In a bid to attract long-term debt to time-consuming road projects, the government is set to give infrastructure debt funds (IDFs) designated to refinance bank loans to such projects the facility of first charge on escrow accounts of terminated projects. The finance ministry has also stipulated that bonds issued by a concessionaire to an IDF to raise funds for a project must be redeemed well in advance of the completion of the concession period — half the amount after completion of 75% of the period, three-fourths by 85% and the remainder no later than two years before the concession period expires.
The new model tripartite agreement between the National Highways Authority of India, the road builder and IDFs also bestows on these funds the title of “senior lender” and gives them all rights and privileges as enjoyed by the lead bank. The moves are aimed at encouraging banks and financial institutions to launch IDFs, which are expected to play a key role in addressing the asset-liability mismatch between available bank funds and road projects where funding is required for long periods, as much as 25 years in some cases. IDFs help free up bank funding for newer projects.

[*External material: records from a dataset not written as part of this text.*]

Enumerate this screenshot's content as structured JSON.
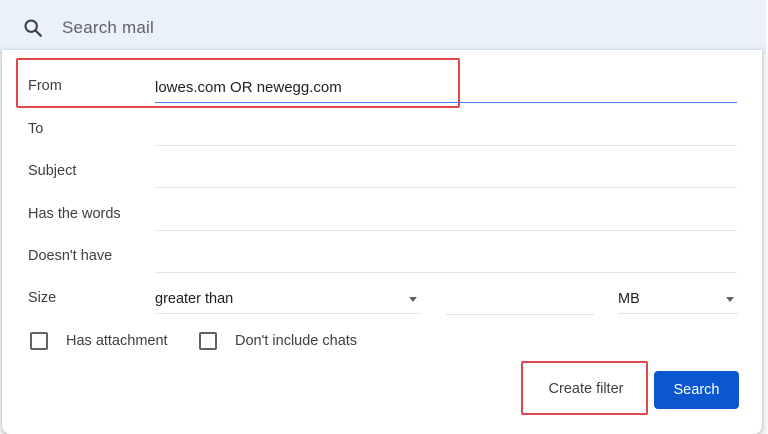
{
  "search": {
    "placeholder": "Search mail",
    "icon": "search-icon"
  },
  "filter": {
    "from": {
      "label": "From",
      "value": "lowes.com OR newegg.com"
    },
    "to": {
      "label": "To",
      "value": ""
    },
    "subject": {
      "label": "Subject",
      "value": ""
    },
    "has_words": {
      "label": "Has the words",
      "value": ""
    },
    "doesnt_have": {
      "label": "Doesn't have",
      "value": ""
    },
    "size": {
      "label": "Size",
      "operator": "greater than",
      "value": "",
      "unit": "MB"
    },
    "has_attachment": {
      "label": "Has attachment",
      "checked": false
    },
    "dont_include_chats": {
      "label": "Don't include chats",
      "checked": false
    },
    "create_filter_label": "Create filter",
    "search_label": "Search"
  },
  "colors": {
    "accent": "#0b57d0",
    "highlight": "#e0474c",
    "searchbar_bg": "#eaf1fb"
  }
}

According to a finance ministry notification, “The authority (NHAI) shall, instead of depositing the termination payment in the escrow account of the project, redeem the bonds by making payments due and payable to the debt fund, and the balance, if any, shall be paid into the escrow account.”
Hobbled by land and forest clearance issues, several long-gestation road projects have failed to meet deadlines while some have missed revenue targets. With banks turning wary of lending to such projects, companies have been avoiding them of late.
Domestic and foreign lenders want clarity on IDF rules before putting money into infrastructure, a sector estimated to require $1 trillion in five years.
In March, ICICI Bank joined Bank of Baroda, Citi and Life Insurance Corporation to float an IDF with a $2-billion corpus, while IIFCL roped in IDBI Bank, LIC, ADB, Barclays and HSBC for a $1-billion IDF. Many more are in the pipeline.
While ensuring prompt payment to bondholders, the government has capped the overall exposure of IDFs in road projects to 85% of the total debt component of the project. The concessionaire can issue additional bonds not more than 15% of the total debt with prior NHAI approval.
The tenure, interest rate and other commercial terms of bonds must be determined by mutual agreement between the IDF and the concessionaire. The bonds must be in denomination of Rs 1 lakh each or up to Rs 10,000 each. The IDF and the concessionaire may allocate and bear the foreign exchange risks on bonds sold overseas.
“Any delay in repayment of principal or interest for and in respect of the bonds shall attract interest at a rate of 3% above the rate of interest applicable for the bonds,” the notification said.
IDFs can sell off bonds of the concessionaire to any other person without any notice if these are listed in any recognised stock exchange. IDFs can also extend a term loan to the concessionaire for an amount not exceeding 50% of its total exposure to the concessionaire and such a loan will be treated like a bond.
The tripartite agreement will cease if the company opts for early bond redemption.